Check every line of the material below, and show those that contain "data".

*** Source material ***

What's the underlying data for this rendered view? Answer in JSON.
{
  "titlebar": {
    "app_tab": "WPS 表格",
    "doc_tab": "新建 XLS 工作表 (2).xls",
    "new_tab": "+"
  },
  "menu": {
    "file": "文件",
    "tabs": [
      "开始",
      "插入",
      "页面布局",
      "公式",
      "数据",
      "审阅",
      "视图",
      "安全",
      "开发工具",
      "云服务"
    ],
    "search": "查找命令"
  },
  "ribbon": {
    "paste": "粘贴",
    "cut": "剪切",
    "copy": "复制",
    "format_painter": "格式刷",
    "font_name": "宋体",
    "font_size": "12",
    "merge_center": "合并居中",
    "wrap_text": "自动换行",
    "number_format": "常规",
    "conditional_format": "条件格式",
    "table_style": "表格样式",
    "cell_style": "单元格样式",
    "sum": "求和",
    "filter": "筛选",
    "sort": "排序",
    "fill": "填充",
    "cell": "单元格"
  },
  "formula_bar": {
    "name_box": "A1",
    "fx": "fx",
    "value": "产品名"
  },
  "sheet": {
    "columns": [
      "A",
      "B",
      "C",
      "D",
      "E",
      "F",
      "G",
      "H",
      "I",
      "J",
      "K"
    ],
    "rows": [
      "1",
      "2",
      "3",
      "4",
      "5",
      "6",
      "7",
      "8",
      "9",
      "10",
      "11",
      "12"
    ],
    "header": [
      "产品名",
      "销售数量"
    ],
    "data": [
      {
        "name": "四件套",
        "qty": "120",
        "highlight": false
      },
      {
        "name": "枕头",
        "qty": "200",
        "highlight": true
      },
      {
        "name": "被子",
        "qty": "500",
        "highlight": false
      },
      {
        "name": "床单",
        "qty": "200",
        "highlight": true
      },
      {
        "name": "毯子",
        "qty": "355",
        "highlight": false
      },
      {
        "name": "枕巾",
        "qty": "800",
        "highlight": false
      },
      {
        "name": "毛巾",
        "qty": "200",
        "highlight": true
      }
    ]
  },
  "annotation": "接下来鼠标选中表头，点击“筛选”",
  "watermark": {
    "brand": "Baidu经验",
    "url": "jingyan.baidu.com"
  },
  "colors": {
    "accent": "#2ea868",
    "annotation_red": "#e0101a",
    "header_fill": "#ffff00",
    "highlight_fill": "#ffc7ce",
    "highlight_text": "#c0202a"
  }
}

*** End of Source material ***

→ Your solution:
What's the underlying data for this rendered view? Answer in JSON.
    "data": [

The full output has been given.